─── DATASET EXCERPTS

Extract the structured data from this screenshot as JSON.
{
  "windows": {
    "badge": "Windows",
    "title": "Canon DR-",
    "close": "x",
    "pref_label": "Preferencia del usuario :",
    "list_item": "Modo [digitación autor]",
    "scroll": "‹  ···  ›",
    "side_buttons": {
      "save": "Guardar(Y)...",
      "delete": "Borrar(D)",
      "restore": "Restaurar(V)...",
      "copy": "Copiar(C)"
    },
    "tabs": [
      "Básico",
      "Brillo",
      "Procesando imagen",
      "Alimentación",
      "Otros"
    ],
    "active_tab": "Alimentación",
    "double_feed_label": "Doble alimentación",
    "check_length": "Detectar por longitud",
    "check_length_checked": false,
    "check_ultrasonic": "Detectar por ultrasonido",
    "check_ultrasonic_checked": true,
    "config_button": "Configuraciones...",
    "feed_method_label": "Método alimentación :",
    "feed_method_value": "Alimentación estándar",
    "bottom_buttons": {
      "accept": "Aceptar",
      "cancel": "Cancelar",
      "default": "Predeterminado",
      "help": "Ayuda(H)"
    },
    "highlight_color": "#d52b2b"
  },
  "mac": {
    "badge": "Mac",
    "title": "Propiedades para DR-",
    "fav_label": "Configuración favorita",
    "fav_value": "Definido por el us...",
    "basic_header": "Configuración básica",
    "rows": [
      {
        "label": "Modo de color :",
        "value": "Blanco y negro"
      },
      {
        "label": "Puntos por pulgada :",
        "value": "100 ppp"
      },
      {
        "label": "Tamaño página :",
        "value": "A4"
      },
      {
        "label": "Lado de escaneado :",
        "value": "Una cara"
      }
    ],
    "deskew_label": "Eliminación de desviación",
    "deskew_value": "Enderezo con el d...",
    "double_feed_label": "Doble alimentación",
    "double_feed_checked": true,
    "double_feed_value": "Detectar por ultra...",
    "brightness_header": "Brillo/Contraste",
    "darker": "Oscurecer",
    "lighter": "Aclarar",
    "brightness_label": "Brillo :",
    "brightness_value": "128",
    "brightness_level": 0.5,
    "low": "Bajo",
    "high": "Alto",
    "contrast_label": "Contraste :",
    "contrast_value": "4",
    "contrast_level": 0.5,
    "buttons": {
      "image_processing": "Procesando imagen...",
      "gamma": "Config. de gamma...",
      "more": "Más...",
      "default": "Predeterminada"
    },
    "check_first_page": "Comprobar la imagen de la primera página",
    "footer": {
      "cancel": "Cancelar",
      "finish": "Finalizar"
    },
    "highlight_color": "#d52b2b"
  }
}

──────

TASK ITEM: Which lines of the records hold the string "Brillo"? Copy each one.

SOLVED EXERCISE:
      "Brillo",
    "brightness_header": "Brillo/Contraste",
    "brightness_label": "Brillo :",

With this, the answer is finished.